What are the issues?

The SSSI units in this valley were in unfavourable declining condition due to the effects of artificial drainage, which caused increased erosion of the river bed and limited channel habitat diversity.

There was limited seasonal inundation of the surrounding grassland and heathland habitats and inconsistent interaction with the floodplain, with the effect that the adjacent habitats were negatively affected (see left for photo before restoration).

How have we fixed them?

The remedy identified that has rated the condition of this unit to unfavourable recovering was to restore the original meandering course of the Ditchend Brook and then infill the redundant (drain) channel.

In addition, the straight drain line running through Must Thorns Bottom from Pitts Wood Inclosure was infilled, with the meandering course upstream linked in to natural drainage channels flowing through the dry heath to the south.

This was a continuation of earlier stream restoration work carried out upstream in 2008 within Pitts Wood Incl osure. Because Ditchend Brook is situated within the former Live Target Area of the Ashley Walk Bombing Range, active from 1940 to 1946. It was necessary to engage suitably qualified contractors to safely locate, clear and dispose of any remaining ordnance before any restoration work began in the area.

The two gravel fords at this site, one over the Ditchend Brook and one beside Pitts Wood Inclosure were retained for future operational and public access purposes.

See photo above during restoration and below for photo after restoration.

Addendum 2014- Repairs to Ditchend

The initial restoration at Ditchend had, in places, shown signs of becoming unstable leading to renewed erosion in places.

Visual observation and technical assessment revealed that the energy in the watercourse was excessively contained in the restored channel. When the water is confined to the channel, and energy is restricted from spreading across the floodplain width, the erosive force can lead to scour, incision and vertical erosion.

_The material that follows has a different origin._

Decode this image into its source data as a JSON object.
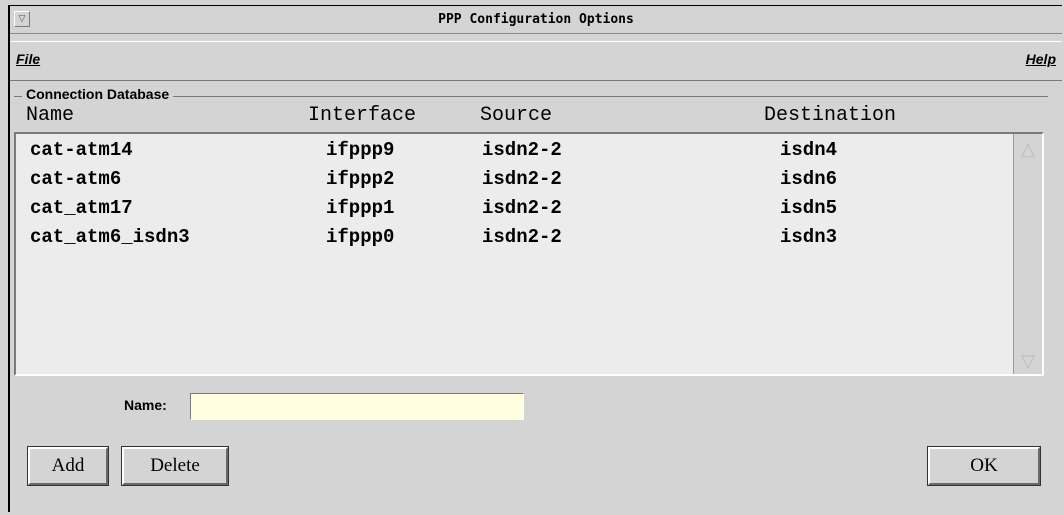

The FC is committed to ensuring that the stream restorations are effective and maintained where necessary.  These works are a demonstration of this commitment.

The repairs involved additional bed level raising to reduce the capacity of the watercourse channel. If the channel’s bed level is raised to promote floodplain inundation during times of high flows, the flow can be slowed to reduce the stream’s ability to transport sediment.  The larger stone cobbles used as bed substrate replicates the situation found in naturalised high energy stream locations, with the larger stones being less likely to be transported by the water.